Along with pumping of the scapula itself, the students will be exposed to the extreme importance of the falciform ligament and how to pump it. I personally have helped resolve many shoulder issues with pumping of the scapula and falciform alone. The falciform ligament (not to be confused with the falciform ligament of the liver) controls the pinch between the scapula and the collar bone. That makes it a vital structure for proper mechanics of the shoulder.
Following in importance is the sternoclavicular joint, or SC. The SC joint is the pivot of the shoulder, and the shoulder cannot function properly if the scapula and the SC joint aren’t working properly together. The result is almost certain injury.
The third important joint is the acromioclavicular joint, or AC. The AC joint functions as a lock and forms the bridge from collar bone to the arm itself. The fourth and fifth joints of the shoulder are the glenohumeral joint and the sub-deltoid bursa. Ironically, the glenohumeral joint is typically the only joint that gets attention in traditional rehab. But in tensegrity biomechanics it falls much farther down the line.
One of the most common shoulder pathologies is frozen shoulder, or adhesive capsulitis. Frozen shoulder is typically an adhesion around the frenulum of the capsule. Participants in the pumping course learn how to treat this part of the capsule by moving the liquid and, in laymen’s terms, unsticking the capsule.
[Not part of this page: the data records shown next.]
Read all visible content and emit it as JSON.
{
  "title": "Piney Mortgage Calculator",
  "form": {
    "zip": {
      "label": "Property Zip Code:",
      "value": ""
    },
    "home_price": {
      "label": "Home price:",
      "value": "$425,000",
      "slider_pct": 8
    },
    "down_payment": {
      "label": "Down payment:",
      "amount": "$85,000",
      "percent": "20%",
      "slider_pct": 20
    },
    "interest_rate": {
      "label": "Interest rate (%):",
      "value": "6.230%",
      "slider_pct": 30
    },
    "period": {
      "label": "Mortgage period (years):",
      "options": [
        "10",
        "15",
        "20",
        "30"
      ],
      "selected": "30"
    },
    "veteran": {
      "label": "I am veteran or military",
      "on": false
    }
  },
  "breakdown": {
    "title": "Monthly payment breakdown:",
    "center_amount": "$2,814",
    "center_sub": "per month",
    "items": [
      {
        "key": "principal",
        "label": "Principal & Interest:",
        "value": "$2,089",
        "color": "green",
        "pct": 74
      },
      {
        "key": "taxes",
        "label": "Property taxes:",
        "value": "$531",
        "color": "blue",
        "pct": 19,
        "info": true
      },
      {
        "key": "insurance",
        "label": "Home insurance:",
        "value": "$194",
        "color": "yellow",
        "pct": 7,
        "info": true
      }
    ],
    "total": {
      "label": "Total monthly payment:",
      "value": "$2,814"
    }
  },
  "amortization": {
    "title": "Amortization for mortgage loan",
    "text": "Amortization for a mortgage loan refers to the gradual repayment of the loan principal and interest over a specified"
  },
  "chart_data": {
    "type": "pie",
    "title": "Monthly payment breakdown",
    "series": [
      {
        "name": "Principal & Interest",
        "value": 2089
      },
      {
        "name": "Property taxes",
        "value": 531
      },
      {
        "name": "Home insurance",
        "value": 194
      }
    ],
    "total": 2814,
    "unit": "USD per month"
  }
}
Combine this with pumping of the scapula and most frozen-shoulder issues disappear in a very short amount of time.
Rotator Cuff Injuries
Whether treating rotator cuff tendinitis or minor tears, pumping helps with the inflammation and promotes the healing of the tear.
Pumping works wonders for patients suffering with impingement syndrome. Impingement syndrome occurs from faulty biomechanics, and pumping is the most powerful took I have found to restore the biomechanics of the shoulder joints.
Sign up today.
If you are interested in attending Pumping of the Upper Limb and TMJ, there is still time The course begins at noon on January 24th and ends at 4 pm on January 26th in Fort Lauderdale, Florida. Click here to sign up now.